The DTS-HD Master Audio 5.1 soundtrack comes through with wide dynamics, crisp transients, and strong impact. Mann’s use of the surround channels is effective, too, for instance during a nightclub scene, yet he doesn’t overdo it. Most of the time we have only two people on screen and a little city noise behind them. So it’s not a soundtrack to wow the uninitiated; it’s a soundtrack with purpose.

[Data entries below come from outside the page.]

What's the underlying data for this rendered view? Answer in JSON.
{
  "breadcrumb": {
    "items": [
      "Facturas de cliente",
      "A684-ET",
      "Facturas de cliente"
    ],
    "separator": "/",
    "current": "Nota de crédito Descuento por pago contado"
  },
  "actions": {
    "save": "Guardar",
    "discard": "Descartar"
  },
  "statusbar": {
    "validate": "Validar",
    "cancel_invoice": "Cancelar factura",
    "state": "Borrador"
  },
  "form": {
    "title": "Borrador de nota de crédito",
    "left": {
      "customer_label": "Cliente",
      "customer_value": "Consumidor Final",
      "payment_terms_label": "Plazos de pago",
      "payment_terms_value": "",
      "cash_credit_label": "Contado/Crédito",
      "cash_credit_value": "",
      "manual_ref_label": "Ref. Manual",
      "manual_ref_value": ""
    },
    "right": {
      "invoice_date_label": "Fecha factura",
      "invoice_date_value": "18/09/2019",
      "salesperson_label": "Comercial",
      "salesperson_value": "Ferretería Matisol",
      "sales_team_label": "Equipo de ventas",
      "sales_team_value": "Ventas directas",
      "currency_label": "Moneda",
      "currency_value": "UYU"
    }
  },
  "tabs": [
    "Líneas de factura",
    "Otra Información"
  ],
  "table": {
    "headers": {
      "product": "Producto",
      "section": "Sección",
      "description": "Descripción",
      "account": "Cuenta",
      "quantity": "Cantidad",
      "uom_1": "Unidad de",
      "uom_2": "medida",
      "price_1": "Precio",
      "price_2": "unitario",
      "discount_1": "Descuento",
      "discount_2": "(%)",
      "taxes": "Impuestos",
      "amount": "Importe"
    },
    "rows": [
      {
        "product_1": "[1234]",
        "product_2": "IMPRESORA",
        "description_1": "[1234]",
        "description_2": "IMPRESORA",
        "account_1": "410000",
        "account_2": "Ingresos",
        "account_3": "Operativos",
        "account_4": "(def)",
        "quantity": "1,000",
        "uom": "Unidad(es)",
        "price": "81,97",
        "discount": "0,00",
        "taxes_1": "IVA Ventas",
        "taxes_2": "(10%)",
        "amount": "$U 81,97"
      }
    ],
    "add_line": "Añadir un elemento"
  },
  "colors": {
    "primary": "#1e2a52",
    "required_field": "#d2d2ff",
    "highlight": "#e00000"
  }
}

The extras on the disc derive from the two-disc DVD edition of a few years earlier, with most of the material in standard def. First up, there’s an above-average audio commentary by director Mann, followed by an above-average documentary, “City of Night: The Making of Collateral,” forty-one minutes. In the documentary, the director and stars explain how they made the film and what they were trying to accomplish. This documentary is more elaborate and more intelligent than most such affairs. After that we find a series of short featurettes: “Special Delivery,” a little over a minute, involves Cruise trying to blend in and be someone he’s not, something his character in the film has to do; and “Shooting on Location: Annie’s Office,” a little over two minutes, and “Tom Cruise & Jamie Foxx Rehearse,” about four minutes, are both self explanatory. Finally, there is “Visual FX: MTA Train,” about two minutes on the use of green screens, followed by a two-minute deleted scene with commentary.
The extras conclude with twenty scene selections; bookmarks; theatrical and teaser trailers in high def; English, French, Spanish, and Portuguese spoken languages; English, French, Spanish, and Portuguese subtitles; and English captions for the hearing impaired.
“Collateral” shows us how the skill of a director and stars can transform what might have been just another routine action thriller into something a heck of a lot more compelling. It’s what good filmmaking is all about, although, to be fair, I wish Mann had picked a better script to start with, and maybe he’d have produced a great film instead of merely a good one.
The rating for film value indicated below is an average of the three reviewers’ scores.